▶ **Description of the task**
Print each of the entries exactly, leaving nothing out.

▶ **Dataset records**
++++++

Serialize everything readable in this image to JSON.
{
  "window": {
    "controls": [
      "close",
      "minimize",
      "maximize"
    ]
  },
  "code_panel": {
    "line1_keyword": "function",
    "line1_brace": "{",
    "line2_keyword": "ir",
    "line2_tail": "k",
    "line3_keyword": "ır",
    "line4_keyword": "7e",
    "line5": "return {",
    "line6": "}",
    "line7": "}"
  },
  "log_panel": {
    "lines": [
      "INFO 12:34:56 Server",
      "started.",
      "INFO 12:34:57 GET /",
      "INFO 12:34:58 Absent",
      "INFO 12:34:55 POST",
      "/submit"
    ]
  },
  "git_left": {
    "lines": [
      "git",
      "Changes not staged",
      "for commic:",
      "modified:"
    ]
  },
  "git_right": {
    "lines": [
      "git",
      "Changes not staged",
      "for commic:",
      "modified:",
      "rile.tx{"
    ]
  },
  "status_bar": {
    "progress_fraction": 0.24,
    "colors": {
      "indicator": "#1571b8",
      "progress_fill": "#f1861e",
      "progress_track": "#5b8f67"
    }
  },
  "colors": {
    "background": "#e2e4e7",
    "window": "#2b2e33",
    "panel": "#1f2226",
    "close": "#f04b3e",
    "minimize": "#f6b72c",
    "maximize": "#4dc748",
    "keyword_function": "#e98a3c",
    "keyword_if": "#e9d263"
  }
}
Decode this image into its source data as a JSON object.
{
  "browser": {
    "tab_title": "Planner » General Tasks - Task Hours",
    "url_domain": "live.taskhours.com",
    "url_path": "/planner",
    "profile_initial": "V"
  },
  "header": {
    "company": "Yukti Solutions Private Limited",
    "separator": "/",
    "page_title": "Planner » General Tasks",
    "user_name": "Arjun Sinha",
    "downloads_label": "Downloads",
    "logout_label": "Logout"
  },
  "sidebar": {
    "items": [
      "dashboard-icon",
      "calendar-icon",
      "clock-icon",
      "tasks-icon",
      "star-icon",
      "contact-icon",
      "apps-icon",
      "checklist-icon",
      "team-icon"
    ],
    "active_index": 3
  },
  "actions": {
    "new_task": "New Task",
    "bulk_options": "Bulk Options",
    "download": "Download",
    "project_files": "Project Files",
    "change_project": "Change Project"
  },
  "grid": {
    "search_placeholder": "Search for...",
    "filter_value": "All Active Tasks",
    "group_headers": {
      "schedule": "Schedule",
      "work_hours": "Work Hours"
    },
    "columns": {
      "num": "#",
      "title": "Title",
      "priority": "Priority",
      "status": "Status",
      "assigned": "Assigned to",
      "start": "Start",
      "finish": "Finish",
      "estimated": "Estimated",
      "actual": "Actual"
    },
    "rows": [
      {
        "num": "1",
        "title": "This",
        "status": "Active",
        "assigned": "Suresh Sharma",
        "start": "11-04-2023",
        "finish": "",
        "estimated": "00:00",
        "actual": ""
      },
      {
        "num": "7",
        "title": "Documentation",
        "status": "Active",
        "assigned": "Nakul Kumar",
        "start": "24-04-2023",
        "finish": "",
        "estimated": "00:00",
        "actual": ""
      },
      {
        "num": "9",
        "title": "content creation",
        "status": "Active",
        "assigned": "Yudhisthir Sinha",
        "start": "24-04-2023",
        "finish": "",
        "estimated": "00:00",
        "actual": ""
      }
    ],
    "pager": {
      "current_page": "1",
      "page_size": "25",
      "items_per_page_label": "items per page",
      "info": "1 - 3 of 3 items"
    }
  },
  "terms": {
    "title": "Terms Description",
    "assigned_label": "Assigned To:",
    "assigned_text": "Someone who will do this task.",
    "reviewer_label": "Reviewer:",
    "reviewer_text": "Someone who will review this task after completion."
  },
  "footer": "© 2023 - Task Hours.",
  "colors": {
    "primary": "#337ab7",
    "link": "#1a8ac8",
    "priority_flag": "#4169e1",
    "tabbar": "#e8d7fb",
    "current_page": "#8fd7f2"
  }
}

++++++

▶ **Written solution**
Serialize everything readable in this image to JSON.
{
  "window": {
    "controls": [
      "close",
      "minimize",
      "maximize"
    ]
  },
  "code_panel": {
    "line1_keyword": "function",
    "line1_brace": "{",
    "line2_keyword": "ir",
    "line2_tail": "k",
    "line3_keyword": "ır",
    "line4_keyword": "7e",
    "line5": "return {",
    "line6": "}",
    "line7": "}"
  },
  "log_panel": {
    "lines": [
      "INFO 12:34:56 Server",
      "started.",
      "INFO 12:34:57 GET /",
      "INFO 12:34:58 Absent",
      "INFO 12:34:55 POST",
      "/submit"
    ]
  },
  "git_left": {
    "lines": [
      "git",
      "Changes not staged",
      "for commic:",
      "modified:"
    ]
  },
  "git_right": {
    "lines": [
      "git",
      "Changes not staged",
      "for commic:",
      "modified:",
      "rile.tx{"
    ]
  },
  "status_bar": {
    "progress_fraction": 0.24,
    "colors": {
      "indicator": "#1571b8",
      "progress_fill": "#f1861e",
      "progress_track": "#5b8f67"
    }
  },
  "colors": {
    "background": "#e2e4e7",
    "window": "#2b2e33",
    "panel": "#1f2226",
    "close": "#f04b3e",
    "minimize": "#f6b72c",
    "maximize": "#4dc748",
    "keyword_function": "#e98a3c",
    "keyword_if": "#e9d263"
  }
}
Decode this image into its source data as a JSON object.
{
  "browser": {
    "tab_title": "Planner » General Tasks - Task Hours",
    "url_domain": "live.taskhours.com",
    "url_path": "/planner",
    "profile_initial": "V"
  },
  "header": {
    "company": "Yukti Solutions Private Limited",
    "separator": "/",
    "page_title": "Planner » General Tasks",
    "user_name": "Arjun Sinha",
    "downloads_label": "Downloads",
    "logout_label": "Logout"
  },
  "sidebar": {
    "items": [
      "dashboard-icon",
      "calendar-icon",
      "clock-icon",
      "tasks-icon",
      "star-icon",
      "contact-icon",
      "apps-icon",
      "checklist-icon",
      "team-icon"
    ],
    "active_index": 3
  },
  "actions": {
    "new_task": "New Task",
    "bulk_options": "Bulk Options",
    "download": "Download",
    "project_files": "Project Files",
    "change_project": "Change Project"
  },
  "grid": {
    "search_placeholder": "Search for...",
    "filter_value": "All Active Tasks",
    "group_headers": {
      "schedule": "Schedule",
      "work_hours": "Work Hours"
    },
    "columns": {
      "num": "#",
      "title": "Title",
      "priority": "Priority",
      "status": "Status",
      "assigned": "Assigned to",
      "start": "Start",
      "finish": "Finish",
      "estimated": "Estimated",
      "actual": "Actual"
    },
    "rows": [
      {
        "num": "1",
        "title": "This",
        "status": "Active",
        "assigned": "Suresh Sharma",
        "start": "11-04-2023",
        "finish": "",
        "estimated": "00:00",
        "actual": ""
      },
      {
        "num": "7",
        "title": "Documentation",
        "status": "Active",
        "assigned": "Nakul Kumar",
        "start": "24-04-2023",
        "finish": "",
        "estimated": "00:00",
        "actual": ""
      },
      {
        "num": "9",
        "title": "content creation",
        "status": "Active",
        "assigned": "Yudhisthir Sinha",
        "start": "24-04-2023",
        "finish": "",
        "estimated": "00:00",
        "actual": ""
      }
    ],
    "pager": {
      "current_page": "1",
      "page_size": "25",
      "items_per_page_label": "items per page",
      "info": "1 - 3 of 3 items"
    }
  },
  "terms": {
    "title": "Terms Description",
    "assigned_label": "Assigned To:",
    "assigned_text": "Someone who will do this task.",
    "reviewer_label": "Reviewer:",
    "reviewer_text": "Someone who will review this task after completion."
  },
  "footer": "© 2023 - Task Hours.",
  "colors": {
    "primary": "#337ab7",
    "link": "#1a8ac8",
    "priority_flag": "#4169e1",
    "tabbar": "#e8d7fb",
    "current_page": "#8fd7f2"
  }
}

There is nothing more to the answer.